**TASK ITEM:** The full set of records must be returned exactly, character for character.

**RECORDS PROVIDED:**
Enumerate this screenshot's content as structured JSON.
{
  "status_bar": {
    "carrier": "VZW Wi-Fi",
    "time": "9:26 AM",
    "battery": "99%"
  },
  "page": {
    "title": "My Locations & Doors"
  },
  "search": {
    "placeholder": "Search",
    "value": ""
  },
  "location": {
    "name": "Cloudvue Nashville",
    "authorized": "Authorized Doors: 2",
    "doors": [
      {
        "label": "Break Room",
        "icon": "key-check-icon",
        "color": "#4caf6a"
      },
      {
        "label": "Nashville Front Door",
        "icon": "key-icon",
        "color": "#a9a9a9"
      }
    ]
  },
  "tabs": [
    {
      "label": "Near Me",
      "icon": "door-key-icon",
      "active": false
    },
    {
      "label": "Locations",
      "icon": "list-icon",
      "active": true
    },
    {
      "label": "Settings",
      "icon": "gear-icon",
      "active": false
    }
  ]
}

**RESPONSE TO THE TASK:**
Enumerate this screenshot's content as structured JSON.
{
  "status_bar": {
    "carrier": "VZW Wi-Fi",
    "time": "9:26 AM",
    "battery": "99%"
  },
  "page": {
    "title": "My Locations & Doors"
  },
  "search": {
    "placeholder": "Search",
    "value": ""
  },
  "location": {
    "name": "Cloudvue Nashville",
    "authorized": "Authorized Doors: 2",
    "doors": [
      {
        "label": "Break Room",
        "icon": "key-check-icon",
        "color": "#4caf6a"
      },
      {
        "label": "Nashville Front Door",
        "icon": "key-icon",
        "color": "#a9a9a9"
      }
    ]
  },
  "tabs": [
    {
      "label": "Near Me",
      "icon": "door-key-icon",
      "active": false
    },
    {
      "label": "Locations",
      "icon": "list-icon",
      "active": true
    },
    {
      "label": "Settings",
      "icon": "gear-icon",
      "active": false
    }
  ]
}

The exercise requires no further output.